**WHAT IS NEEDED:** The entries below should be set down again exactly, with every picture left out.

::::::::

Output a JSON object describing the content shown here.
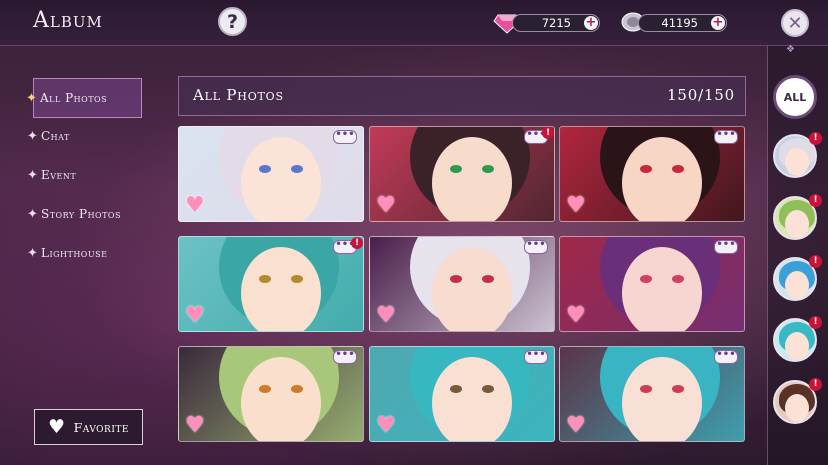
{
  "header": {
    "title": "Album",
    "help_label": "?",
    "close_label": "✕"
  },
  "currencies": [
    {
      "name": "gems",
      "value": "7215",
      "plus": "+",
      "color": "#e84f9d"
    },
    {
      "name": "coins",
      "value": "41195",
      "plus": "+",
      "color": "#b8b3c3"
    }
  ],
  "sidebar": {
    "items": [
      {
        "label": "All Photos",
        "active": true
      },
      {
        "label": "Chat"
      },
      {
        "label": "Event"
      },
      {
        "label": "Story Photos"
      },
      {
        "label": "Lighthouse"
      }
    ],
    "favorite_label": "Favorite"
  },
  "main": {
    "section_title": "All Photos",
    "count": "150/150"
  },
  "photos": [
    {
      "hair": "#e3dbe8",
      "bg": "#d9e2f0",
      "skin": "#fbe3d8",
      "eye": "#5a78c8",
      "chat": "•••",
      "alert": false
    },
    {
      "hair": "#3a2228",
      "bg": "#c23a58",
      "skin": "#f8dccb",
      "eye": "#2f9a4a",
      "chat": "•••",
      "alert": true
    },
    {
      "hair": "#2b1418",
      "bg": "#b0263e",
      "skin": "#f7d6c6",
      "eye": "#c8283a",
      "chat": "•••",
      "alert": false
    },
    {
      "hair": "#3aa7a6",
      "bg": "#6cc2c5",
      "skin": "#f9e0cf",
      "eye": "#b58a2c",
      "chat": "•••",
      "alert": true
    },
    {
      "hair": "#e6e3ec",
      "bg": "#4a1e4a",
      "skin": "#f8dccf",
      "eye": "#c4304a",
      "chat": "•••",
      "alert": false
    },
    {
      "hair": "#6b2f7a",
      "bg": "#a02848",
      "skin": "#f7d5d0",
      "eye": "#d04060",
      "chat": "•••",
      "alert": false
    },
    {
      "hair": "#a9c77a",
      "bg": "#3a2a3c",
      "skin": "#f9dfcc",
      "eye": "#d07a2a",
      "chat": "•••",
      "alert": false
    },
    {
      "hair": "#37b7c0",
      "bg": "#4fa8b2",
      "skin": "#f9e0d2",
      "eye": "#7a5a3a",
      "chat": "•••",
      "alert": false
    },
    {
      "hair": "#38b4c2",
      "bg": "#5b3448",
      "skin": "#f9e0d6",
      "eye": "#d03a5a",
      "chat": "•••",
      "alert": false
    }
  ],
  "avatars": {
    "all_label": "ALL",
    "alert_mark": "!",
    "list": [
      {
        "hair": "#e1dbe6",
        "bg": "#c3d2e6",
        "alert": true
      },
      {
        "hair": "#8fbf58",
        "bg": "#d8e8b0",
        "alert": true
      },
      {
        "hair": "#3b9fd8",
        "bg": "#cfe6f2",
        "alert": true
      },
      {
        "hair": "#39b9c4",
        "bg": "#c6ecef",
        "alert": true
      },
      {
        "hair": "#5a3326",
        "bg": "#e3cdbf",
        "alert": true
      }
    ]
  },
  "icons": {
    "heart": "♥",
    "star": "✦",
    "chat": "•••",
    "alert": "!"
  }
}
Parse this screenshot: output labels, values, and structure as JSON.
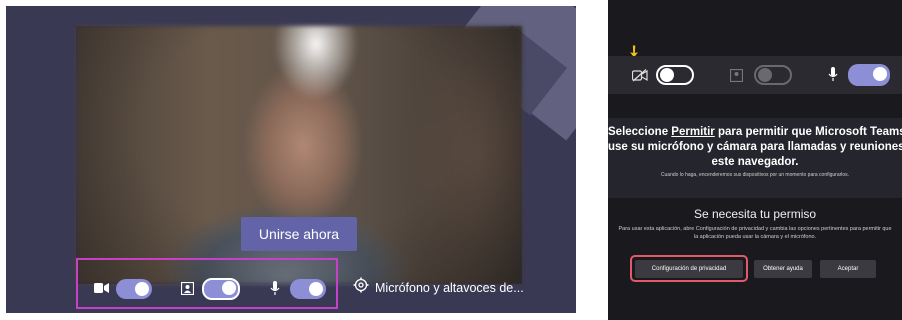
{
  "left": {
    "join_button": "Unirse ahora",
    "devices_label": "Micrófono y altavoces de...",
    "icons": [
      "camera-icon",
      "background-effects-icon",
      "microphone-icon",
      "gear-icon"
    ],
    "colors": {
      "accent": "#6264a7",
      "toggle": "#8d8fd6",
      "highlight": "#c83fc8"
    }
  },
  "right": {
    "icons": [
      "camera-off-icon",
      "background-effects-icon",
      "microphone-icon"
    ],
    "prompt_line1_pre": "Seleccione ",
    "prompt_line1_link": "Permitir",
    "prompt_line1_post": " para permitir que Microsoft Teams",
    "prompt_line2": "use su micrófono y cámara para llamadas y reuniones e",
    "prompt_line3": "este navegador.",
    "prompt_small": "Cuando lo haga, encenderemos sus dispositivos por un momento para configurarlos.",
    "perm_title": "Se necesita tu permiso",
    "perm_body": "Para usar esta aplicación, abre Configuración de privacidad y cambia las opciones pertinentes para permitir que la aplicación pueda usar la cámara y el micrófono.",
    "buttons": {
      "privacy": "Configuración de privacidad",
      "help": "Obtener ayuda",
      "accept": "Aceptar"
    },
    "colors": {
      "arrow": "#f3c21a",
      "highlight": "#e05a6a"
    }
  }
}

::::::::

**ANSWER TO THIS PROBLEM:**
Output a JSON object describing the content shown here.
{
  "header": {
    "title": "Album",
    "help_label": "?",
    "close_label": "✕"
  },
  "currencies": [
    {
      "name": "gems",
      "value": "7215",
      "plus": "+",
      "color": "#e84f9d"
    },
    {
      "name": "coins",
      "value": "41195",
      "plus": "+",
      "color": "#b8b3c3"
    }
  ],
  "sidebar": {
    "items": [
      {
        "label": "All Photos",
        "active": true
      },
      {
        "label": "Chat"
      },
      {
        "label": "Event"
      },
      {
        "label": "Story Photos"
      },
      {
        "label": "Lighthouse"
      }
    ],
    "favorite_label": "Favorite"
  },
  "main": {
    "section_title": "All Photos",
    "count": "150/150"
  },
  "photos": [
    {
      "hair": "#e3dbe8",
      "bg": "#d9e2f0",
      "skin": "#fbe3d8",
      "eye": "#5a78c8",
      "chat": "•••",
      "alert": false
    },
    {
      "hair": "#3a2228",
      "bg": "#c23a58",
      "skin": "#f8dccb",
      "eye": "#2f9a4a",
      "chat": "•••",
      "alert": true
    },
    {
      "hair": "#2b1418",
      "bg": "#b0263e",
      "skin": "#f7d6c6",
      "eye": "#c8283a",
      "chat": "•••",
      "alert": false
    },
    {
      "hair": "#3aa7a6",
      "bg": "#6cc2c5",
      "skin": "#f9e0cf",
      "eye": "#b58a2c",
      "chat": "•••",
      "alert": true
    },
    {
      "hair": "#e6e3ec",
      "bg": "#4a1e4a",
      "skin": "#f8dccf",
      "eye": "#c4304a",
      "chat": "•••",
      "alert": false
    },
    {
      "hair": "#6b2f7a",
      "bg": "#a02848",
      "skin": "#f7d5d0",
      "eye": "#d04060",
      "chat": "•••",
      "alert": false
    },
    {
      "hair": "#a9c77a",
      "bg": "#3a2a3c",
      "skin": "#f9dfcc",
      "eye": "#d07a2a",
      "chat": "•••",
      "alert": false
    },
    {
      "hair": "#37b7c0",
      "bg": "#4fa8b2",
      "skin": "#f9e0d2",
      "eye": "#7a5a3a",
      "chat": "•••",
      "alert": false
    },
    {
      "hair": "#38b4c2",
      "bg": "#5b3448",
      "skin": "#f9e0d6",
      "eye": "#d03a5a",
      "chat": "•••",
      "alert": false
    }
  ],
  "avatars": {
    "all_label": "ALL",
    "alert_mark": "!",
    "list": [
      {
        "hair": "#e1dbe6",
        "bg": "#c3d2e6",
        "alert": true
      },
      {
        "hair": "#8fbf58",
        "bg": "#d8e8b0",
        "alert": true
      },
      {
        "hair": "#3b9fd8",
        "bg": "#cfe6f2",
        "alert": true
      },
      {
        "hair": "#39b9c4",
        "bg": "#c6ecef",
        "alert": true
      },
      {
        "hair": "#5a3326",
        "bg": "#e3cdbf",
        "alert": true
      }
    ]
  },
  "icons": {
    "heart": "♥",
    "star": "✦",
    "chat": "•••",
    "alert": "!"
  }
}
Parse this screenshot: output labels, values, and structure as JSON.
{
  "left": {
    "join_button": "Unirse ahora",
    "devices_label": "Micrófono y altavoces de...",
    "icons": [
      "camera-icon",
      "background-effects-icon",
      "microphone-icon",
      "gear-icon"
    ],
    "colors": {
      "accent": "#6264a7",
      "toggle": "#8d8fd6",
      "highlight": "#c83fc8"
    }
  },
  "right": {
    "icons": [
      "camera-off-icon",
      "background-effects-icon",
      "microphone-icon"
    ],
    "prompt_line1_pre": "Seleccione ",
    "prompt_line1_link": "Permitir",
    "prompt_line1_post": " para permitir que Microsoft Teams",
    "prompt_line2": "use su micrófono y cámara para llamadas y reuniones e",
    "prompt_line3": "este navegador.",
    "prompt_small": "Cuando lo haga, encenderemos sus dispositivos por un momento para configurarlos.",
    "perm_title": "Se necesita tu permiso",
    "perm_body": "Para usar esta aplicación, abre Configuración de privacidad y cambia las opciones pertinentes para permitir que la aplicación pueda usar la cámara y el micrófono.",
    "buttons": {
      "privacy": "Configuración de privacidad",
      "help": "Obtener ayuda",
      "accept": "Aceptar"
    },
    "colors": {
      "arrow": "#f3c21a",
      "highlight": "#e05a6a"
    }
  }
}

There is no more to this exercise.